However, what if one exercises for fun and not for health (or weight) purposes? The Shulchan Arukh (Orach Chaim 301:1) writes that young men who run around for fun may do so on Shabbos. The Taz writes that if one does not enjoy running but only does so to help one's appetite (or presumably also one's digestions) then it is forbidden. Apparently, someone who truly enjoys running or jogging would be allowed to do so. Since we are strict for both Rashi's and the Rambam's views, running must be considered light exercise and therefore only forbidden if it is done for health reasons (and causes sweating). But heavy exercise would be forbidden regardless of one's intentions.
R. David Zvi Hoffmann (Melamed Le-Ho'il 1:53) was asked about some sort of exercise on Shabbos that I believe was done in secular schools on Shabbos (there is a long footnote in German or Yiddish explaining what it is but I don't understand it). He ruled that one should not permit this exercise. However, in a place where people already do this, one should not forbid it because it all depends on the type of exercise and one's intentions (and there is an additional consideration of causing anti-semitism). (Cf. Responsa Maharshag 2:93 and She'arim Metzuyanim Ba-Halakhah 90:1 that if you are forced to do it in school, it is assumed that it is not fun for everyone.)
R. Eliezer Waldenberg (Tzitz Eliezer 6:4) addresses whether one may use some sort of home gym equipment on Shabbos. He considers this to be heavy exercise that induces sweat, which is prohibited according to both Rashi and the Rambam. He also adds the view of the Ramban (Commentary to Lev. 18:21) that there is a positive commandment of "Shabbason" -- to rest on Shabbos -- and such exercise is contrary to that commandment (on this Ramban, see this article of mine).
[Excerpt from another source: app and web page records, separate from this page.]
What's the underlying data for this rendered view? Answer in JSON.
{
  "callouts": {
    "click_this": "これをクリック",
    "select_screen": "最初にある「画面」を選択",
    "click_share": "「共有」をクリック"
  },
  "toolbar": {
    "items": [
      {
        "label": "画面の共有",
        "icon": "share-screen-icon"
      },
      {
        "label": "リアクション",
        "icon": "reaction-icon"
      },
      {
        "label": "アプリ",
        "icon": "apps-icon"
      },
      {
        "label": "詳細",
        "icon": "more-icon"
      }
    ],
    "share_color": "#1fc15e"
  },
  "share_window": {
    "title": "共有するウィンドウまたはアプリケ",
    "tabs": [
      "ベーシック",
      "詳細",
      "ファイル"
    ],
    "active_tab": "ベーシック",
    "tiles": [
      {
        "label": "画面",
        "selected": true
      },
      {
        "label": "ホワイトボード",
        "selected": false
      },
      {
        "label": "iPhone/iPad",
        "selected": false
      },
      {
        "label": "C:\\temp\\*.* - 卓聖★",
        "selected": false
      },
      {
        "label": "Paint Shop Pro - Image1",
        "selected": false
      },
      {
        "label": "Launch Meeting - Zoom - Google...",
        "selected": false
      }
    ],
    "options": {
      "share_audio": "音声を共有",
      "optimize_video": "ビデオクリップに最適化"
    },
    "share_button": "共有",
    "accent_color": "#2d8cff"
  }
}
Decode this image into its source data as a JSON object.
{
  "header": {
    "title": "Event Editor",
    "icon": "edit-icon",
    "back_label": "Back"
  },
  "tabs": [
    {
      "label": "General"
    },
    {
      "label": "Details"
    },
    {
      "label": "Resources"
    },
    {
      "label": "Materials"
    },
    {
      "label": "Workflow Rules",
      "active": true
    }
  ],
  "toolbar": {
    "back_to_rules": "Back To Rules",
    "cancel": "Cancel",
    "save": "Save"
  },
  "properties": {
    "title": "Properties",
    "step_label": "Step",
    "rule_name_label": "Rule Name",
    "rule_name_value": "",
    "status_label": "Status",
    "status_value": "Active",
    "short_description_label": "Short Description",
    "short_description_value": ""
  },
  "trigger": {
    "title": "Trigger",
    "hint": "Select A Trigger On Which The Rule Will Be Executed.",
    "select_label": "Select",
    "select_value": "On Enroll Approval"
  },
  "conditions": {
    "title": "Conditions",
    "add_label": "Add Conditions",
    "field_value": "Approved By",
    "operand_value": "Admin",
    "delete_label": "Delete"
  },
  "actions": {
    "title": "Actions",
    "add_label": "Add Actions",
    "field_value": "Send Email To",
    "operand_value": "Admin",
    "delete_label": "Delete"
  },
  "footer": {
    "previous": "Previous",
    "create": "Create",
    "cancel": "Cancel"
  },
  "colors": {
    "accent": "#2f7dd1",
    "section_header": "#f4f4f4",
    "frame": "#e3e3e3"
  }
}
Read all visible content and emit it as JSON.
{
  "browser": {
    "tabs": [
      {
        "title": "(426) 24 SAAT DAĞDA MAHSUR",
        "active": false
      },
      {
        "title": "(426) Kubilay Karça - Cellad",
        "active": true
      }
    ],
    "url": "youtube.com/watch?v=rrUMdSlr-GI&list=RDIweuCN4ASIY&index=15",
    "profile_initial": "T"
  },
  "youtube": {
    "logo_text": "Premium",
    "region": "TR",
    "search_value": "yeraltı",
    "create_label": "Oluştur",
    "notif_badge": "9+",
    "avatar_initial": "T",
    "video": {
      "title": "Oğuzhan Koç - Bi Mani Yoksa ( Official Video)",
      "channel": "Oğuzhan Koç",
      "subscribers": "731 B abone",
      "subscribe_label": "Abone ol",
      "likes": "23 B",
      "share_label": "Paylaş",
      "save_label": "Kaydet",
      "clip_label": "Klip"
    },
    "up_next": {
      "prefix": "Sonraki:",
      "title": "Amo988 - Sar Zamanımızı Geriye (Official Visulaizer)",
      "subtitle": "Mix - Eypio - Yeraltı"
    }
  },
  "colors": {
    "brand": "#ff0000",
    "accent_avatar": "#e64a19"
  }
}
R. Yehoshua Neuwirth writes in Shemiras Shabbos Ke-Hilkhasah (24:22):
a. One may not do strenuous physical exercises on Shabbath.R. Gersion Appel writes in The Concise Code of Jewish Law (vol. 2, p. 351, n. 3):
b. Nor may one engage in muscle-building exercises with the aid of spring-fitted, physical-training apparatus.
c. One may do simple exercises with one's hand, even if one's purpose in so doing is to relieve or alleviate pains.
One is permitted to go walking, but not running or jogging. Youths who enjoy jumping and running may do so on the Sabbath, as this is their enjoyment. One is not permitted to do exercises on the Sabbath that involve physical exertion and are intended to work up a sweat and tire oneself. Some permit one to follow a daily routine of calisthenics intended to maintain physical fitness. One may do breathing exercises to correct an impairment. One may use a small, hand exerciser to strengthen the hand and the fingers.